Forest Measurements and Spatial Technology Stories
FWRC Scientists Study the Effects of Natural Disturbances on Forest Ecosystems
Wildfires are part of nature's method of bringing balance to ecosystems. However, fire suppression practices combined with expanded human settlement into fire prone territories over the last century have disrupted that balance and exacerbated the damage done by fire. Researchers in the Department of Forestry have studied how evapotranspiration, or water usage by vegetation, is an indicator of an ecosystem's overall health. Working with scientists from the University of California, the team analyzed satellite data from 1985 to 2017 and found that wildfires increased the percentages of evapotranspiration over a 15-year period. They also found that taking forest management actions such as thinning or controlled burns would result in a reduction in evapotranspiration, mitigating the impact of continued drought and future wildfires.
Powering up Renewable Energy in the Southeast
Biomass powers 43 percent of the nation’s renewable energy and FWRC researchers are finding ways to optimize biomass production for landowners in the Southeast. A team led by Dr. Heidi Renninger, associate professor in the Department of Forestry, is studying how to produce better, hardier hybrid poplars harvested for biomass energy. The researchers use precision agricultural tools to measure economic and ecological benefits of growing trees to convent to renewable biofuel and have built a model that quantifies both productivity and ecosystem services these tracts of trees can provide. This research is funded by the U.S. Department of Energy. Collaborators include University of Tennessee and Louisiana Tech University.
Greenwood Resources provided access to the company’s hybrid poplar cuttings.
How Much Carbon Does U.S. Forests Capture?
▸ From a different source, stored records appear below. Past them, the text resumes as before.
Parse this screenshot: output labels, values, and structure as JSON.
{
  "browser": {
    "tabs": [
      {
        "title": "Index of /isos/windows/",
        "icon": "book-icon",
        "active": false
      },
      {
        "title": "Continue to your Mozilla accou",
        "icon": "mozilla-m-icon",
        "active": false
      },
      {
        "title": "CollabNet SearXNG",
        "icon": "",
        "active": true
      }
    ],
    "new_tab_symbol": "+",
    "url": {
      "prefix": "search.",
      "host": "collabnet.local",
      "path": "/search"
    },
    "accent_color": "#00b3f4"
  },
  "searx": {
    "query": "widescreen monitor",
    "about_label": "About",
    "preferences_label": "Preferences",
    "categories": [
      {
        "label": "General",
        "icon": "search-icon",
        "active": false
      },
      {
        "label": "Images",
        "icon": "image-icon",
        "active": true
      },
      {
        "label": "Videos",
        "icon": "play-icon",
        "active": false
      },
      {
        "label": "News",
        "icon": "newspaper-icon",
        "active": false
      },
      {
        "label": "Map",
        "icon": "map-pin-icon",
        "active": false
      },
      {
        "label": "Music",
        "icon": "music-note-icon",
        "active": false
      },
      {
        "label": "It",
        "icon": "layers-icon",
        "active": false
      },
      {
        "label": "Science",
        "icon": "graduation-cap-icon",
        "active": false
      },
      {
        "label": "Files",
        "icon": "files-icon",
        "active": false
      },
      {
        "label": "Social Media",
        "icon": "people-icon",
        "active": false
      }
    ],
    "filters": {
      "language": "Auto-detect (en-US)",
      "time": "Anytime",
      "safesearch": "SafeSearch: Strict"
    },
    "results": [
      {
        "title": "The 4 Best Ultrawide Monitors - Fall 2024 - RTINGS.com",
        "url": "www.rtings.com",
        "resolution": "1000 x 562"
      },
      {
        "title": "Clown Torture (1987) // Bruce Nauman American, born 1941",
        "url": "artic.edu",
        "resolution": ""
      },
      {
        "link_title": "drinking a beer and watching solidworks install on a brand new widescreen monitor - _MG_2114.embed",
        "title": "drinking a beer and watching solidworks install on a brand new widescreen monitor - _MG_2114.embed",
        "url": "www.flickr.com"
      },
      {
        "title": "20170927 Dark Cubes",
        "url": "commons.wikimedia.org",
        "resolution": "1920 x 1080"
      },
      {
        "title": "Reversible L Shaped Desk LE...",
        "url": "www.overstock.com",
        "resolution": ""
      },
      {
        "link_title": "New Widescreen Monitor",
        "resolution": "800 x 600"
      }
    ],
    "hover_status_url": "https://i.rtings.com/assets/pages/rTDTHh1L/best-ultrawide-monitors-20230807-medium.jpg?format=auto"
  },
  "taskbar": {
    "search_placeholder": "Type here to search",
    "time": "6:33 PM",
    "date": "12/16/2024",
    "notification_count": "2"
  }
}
Dr. Krishna Poudel, assistant professor in the Department of Forestry and FWRC scientist, is conducting research to find an efficient and accurate forest biomass measurement method. Poudel and his collaborators collected destructive samples from several species in eastern and western United States to experiment with creating better models for estimating biomass. This research will help federal resource managers, private and industrial landowners, and the public by determining fuel loads and measuring the forest’s vulnerability to fire.